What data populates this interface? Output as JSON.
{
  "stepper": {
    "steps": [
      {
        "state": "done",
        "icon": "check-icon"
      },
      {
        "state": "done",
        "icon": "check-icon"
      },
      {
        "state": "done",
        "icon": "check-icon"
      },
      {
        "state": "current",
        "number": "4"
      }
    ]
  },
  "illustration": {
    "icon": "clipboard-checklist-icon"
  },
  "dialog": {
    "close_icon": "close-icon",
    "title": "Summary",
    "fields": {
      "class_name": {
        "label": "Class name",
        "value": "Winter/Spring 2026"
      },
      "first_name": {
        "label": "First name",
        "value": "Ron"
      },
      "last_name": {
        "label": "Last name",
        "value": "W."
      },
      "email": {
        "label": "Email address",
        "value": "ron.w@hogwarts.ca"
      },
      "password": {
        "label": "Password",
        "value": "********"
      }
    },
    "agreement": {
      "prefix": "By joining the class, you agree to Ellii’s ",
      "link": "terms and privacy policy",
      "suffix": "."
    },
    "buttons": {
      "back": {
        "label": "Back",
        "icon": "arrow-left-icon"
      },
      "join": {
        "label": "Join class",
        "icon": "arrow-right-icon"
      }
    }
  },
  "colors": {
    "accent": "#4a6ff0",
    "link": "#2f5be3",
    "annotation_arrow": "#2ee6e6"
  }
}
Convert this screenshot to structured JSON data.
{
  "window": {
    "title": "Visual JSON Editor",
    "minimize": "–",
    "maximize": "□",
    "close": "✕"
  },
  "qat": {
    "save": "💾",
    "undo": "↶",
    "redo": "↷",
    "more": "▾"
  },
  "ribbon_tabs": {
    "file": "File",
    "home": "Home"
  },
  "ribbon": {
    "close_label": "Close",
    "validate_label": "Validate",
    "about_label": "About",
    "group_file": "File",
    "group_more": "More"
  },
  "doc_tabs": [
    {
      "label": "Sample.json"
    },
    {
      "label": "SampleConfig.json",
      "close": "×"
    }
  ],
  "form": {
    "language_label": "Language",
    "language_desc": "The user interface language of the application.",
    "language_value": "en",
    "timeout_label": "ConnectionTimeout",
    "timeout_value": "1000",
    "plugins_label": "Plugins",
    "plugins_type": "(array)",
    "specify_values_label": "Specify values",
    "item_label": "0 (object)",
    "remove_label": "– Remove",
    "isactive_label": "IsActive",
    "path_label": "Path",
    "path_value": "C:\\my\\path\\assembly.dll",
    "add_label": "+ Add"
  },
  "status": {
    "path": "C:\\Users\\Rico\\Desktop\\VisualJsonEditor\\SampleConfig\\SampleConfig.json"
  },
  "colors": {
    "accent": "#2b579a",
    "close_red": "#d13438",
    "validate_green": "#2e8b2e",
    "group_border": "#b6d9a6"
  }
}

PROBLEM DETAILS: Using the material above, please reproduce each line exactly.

RESULT:
What data populates this interface? Output as JSON.
{
  "stepper": {
    "steps": [
      {
        "state": "done",
        "icon": "check-icon"
      },
      {
        "state": "done",
        "icon": "check-icon"
      },
      {
        "state": "done",
        "icon": "check-icon"
      },
      {
        "state": "current",
        "number": "4"
      }
    ]
  },
  "illustration": {
    "icon": "clipboard-checklist-icon"
  },
  "dialog": {
    "close_icon": "close-icon",
    "title": "Summary",
    "fields": {
      "class_name": {
        "label": "Class name",
        "value": "Winter/Spring 2026"
      },
      "first_name": {
        "label": "First name",
        "value": "Ron"
      },
      "last_name": {
        "label": "Last name",
        "value": "W."
      },
      "email": {
        "label": "Email address",
        "value": "ron.w@hogwarts.ca"
      },
      "password": {
        "label": "Password",
        "value": "********"
      }
    },
    "agreement": {
      "prefix": "By joining the class, you agree to Ellii’s ",
      "link": "terms and privacy policy",
      "suffix": "."
    },
    "buttons": {
      "back": {
        "label": "Back",
        "icon": "arrow-left-icon"
      },
      "join": {
        "label": "Join class",
        "icon": "arrow-right-icon"
      }
    }
  },
  "colors": {
    "accent": "#4a6ff0",
    "link": "#2f5be3",
    "annotation_arrow": "#2ee6e6"
  }
}
Convert this screenshot to structured JSON data.
{
  "window": {
    "title": "Visual JSON Editor",
    "minimize": "–",
    "maximize": "□",
    "close": "✕"
  },
  "qat": {
    "save": "💾",
    "undo": "↶",
    "redo": "↷",
    "more": "▾"
  },
  "ribbon_tabs": {
    "file": "File",
    "home": "Home"
  },
  "ribbon": {
    "close_label": "Close",
    "validate_label": "Validate",
    "about_label": "About",
    "group_file": "File",
    "group_more": "More"
  },
  "doc_tabs": [
    {
      "label": "Sample.json"
    },
    {
      "label": "SampleConfig.json",
      "close": "×"
    }
  ],
  "form": {
    "language_label": "Language",
    "language_desc": "The user interface language of the application.",
    "language_value": "en",
    "timeout_label": "ConnectionTimeout",
    "timeout_value": "1000",
    "plugins_label": "Plugins",
    "plugins_type": "(array)",
    "specify_values_label": "Specify values",
    "item_label": "0 (object)",
    "remove_label": "– Remove",
    "isactive_label": "IsActive",
    "path_label": "Path",
    "path_value": "C:\\my\\path\\assembly.dll",
    "add_label": "+ Add"
  },
  "status": {
    "path": "C:\\Users\\Rico\\Desktop\\VisualJsonEditor\\SampleConfig\\SampleConfig.json"
  },
  "colors": {
    "accent": "#2b579a",
    "close_red": "#d13438",
    "validate_green": "#2e8b2e",
    "group_border": "#b6d9a6"
  }
}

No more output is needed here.